My daughter plays soccer and ultimate (she didn’t get her athleticism from me — it comes from her dad) so I understand the word fetid, all too well. It means, well, smelly. Cleats, used jerseys and old gear bags all carry a certain pong that could also be described as fetid.
But I encountered the word recently in a totally unexpected place — a book about sleep, titled Why We Sleep by Matthew Walker. Here is how Walked used the term:
My good colleague Dr. Aric Prather at the University of California, San Francisco, has performed one of the most fetid sleep experiments that I am aware of.
When I encountered the word I realized I knew nothing about its etymology, although I assumed it was an old Anglo-Saxon term.
In fact, it turns out the origin of the word is Latin. It comes from fetidus, which means “stinking.” This, in turn, comes from the word fetere meaning, “to have a bad smell, stink.” And scholars think this is perhaps connected with fimus, meaning “dung,” or with fumus, “smoke.”
Use of the word apparently peaked in the early the mid 1800s — a famously smelly time, particularly in London, where 1858 came to be known as the year of the Great Stink. Hot weather exacerbated the smell of untreated human waste and industrial effluent flowing down the River Thames.
One other interesting connection with the term fetid.

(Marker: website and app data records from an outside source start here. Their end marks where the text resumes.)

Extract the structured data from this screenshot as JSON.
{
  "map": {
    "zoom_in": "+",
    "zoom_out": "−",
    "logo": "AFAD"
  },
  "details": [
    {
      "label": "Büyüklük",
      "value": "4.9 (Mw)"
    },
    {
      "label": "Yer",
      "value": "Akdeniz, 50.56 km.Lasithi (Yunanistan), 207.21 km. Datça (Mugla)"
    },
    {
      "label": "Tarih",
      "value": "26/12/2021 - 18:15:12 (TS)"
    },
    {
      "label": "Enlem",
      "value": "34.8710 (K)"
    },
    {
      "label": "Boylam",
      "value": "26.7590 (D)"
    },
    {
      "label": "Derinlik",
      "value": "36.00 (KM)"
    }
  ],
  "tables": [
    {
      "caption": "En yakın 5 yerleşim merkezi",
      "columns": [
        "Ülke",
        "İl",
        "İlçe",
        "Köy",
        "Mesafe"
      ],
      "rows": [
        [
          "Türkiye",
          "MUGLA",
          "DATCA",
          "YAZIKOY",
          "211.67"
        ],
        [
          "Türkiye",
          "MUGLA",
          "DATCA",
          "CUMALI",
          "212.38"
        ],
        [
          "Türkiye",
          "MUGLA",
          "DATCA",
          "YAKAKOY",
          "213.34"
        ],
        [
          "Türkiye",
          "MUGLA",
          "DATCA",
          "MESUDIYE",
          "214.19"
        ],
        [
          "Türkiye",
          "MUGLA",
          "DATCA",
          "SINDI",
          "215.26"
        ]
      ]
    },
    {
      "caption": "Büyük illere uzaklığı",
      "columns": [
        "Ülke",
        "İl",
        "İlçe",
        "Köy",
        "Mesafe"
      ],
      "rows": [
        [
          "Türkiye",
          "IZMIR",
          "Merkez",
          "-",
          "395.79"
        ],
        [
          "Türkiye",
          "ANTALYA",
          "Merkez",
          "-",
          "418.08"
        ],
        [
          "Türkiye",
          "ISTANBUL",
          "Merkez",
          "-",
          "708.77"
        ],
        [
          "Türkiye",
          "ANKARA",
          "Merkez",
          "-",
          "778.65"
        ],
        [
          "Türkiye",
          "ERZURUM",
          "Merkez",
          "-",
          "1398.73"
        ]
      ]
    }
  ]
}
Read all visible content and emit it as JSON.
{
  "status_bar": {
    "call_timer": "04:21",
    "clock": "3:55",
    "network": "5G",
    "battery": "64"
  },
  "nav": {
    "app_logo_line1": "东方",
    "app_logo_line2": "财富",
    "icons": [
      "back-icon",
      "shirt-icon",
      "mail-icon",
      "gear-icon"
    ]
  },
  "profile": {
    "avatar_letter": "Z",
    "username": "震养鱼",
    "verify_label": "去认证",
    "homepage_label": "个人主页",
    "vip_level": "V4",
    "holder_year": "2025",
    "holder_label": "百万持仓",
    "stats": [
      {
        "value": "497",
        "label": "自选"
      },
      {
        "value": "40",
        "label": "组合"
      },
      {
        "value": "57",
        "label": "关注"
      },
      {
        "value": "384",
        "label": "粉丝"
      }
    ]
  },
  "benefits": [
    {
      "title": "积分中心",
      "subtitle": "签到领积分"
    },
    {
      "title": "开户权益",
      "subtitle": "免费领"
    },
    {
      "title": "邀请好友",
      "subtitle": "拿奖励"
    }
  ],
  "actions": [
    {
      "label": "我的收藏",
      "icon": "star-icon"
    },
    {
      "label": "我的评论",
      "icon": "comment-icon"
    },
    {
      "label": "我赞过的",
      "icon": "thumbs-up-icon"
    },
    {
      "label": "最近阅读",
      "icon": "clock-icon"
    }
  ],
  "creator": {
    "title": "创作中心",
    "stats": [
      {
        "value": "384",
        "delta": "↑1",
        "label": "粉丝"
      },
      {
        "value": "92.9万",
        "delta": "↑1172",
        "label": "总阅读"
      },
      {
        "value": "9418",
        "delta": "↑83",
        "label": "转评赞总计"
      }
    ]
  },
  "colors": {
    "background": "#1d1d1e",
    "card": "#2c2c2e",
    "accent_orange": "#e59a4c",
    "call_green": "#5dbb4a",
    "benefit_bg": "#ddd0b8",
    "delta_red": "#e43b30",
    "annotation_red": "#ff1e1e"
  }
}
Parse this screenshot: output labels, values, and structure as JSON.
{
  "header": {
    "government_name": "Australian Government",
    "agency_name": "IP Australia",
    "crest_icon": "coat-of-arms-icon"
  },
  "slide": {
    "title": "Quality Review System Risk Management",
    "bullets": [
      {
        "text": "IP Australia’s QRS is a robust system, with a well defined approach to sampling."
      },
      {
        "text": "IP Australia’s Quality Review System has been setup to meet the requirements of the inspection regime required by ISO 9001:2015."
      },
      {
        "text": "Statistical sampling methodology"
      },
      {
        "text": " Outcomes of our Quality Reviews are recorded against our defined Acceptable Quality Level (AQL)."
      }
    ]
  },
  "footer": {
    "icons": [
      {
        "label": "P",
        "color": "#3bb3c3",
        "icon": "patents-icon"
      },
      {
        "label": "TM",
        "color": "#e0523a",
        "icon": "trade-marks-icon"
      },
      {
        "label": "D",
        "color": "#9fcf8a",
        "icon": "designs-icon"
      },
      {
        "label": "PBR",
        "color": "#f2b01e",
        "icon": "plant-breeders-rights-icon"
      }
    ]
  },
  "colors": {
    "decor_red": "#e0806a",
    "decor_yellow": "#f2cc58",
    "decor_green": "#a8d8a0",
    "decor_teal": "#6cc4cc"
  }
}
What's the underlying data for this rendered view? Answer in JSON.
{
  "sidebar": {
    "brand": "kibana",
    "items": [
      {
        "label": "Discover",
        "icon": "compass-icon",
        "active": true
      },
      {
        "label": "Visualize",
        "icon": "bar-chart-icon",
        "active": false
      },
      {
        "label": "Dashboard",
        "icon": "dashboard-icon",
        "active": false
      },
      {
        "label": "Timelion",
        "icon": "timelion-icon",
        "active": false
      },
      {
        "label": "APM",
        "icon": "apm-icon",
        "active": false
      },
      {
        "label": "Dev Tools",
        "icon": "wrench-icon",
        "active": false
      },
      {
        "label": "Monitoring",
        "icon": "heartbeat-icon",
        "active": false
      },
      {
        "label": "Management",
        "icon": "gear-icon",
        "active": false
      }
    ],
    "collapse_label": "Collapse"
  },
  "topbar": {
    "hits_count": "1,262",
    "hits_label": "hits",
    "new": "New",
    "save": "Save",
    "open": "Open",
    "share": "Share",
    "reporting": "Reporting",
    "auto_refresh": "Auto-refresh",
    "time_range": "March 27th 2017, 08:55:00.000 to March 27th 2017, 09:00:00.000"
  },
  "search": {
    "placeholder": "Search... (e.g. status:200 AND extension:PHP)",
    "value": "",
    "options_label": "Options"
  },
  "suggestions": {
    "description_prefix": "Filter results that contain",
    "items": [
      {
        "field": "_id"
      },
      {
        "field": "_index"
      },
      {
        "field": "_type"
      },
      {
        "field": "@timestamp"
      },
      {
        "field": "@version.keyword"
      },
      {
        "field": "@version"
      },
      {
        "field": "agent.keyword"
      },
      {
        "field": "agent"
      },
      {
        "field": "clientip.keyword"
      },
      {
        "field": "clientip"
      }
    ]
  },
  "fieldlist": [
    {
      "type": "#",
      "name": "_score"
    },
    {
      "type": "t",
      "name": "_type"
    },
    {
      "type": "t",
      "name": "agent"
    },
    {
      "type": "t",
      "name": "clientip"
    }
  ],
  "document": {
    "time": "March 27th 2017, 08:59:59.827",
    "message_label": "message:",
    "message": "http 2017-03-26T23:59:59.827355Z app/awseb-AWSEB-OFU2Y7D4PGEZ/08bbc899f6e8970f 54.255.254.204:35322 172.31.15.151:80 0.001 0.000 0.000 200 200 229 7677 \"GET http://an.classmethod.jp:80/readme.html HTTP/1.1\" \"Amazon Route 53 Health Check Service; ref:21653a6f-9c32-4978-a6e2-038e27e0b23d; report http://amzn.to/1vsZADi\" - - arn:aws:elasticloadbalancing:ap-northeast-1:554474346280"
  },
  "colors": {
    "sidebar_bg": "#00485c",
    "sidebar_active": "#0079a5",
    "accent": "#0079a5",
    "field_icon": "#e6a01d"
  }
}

It is part of the word asafoetida, an Indian spice with a pungent smell (it has the nickname “the stinking gum”) that, paradoxically, acts as a digestive aid for those hoping to escape gas.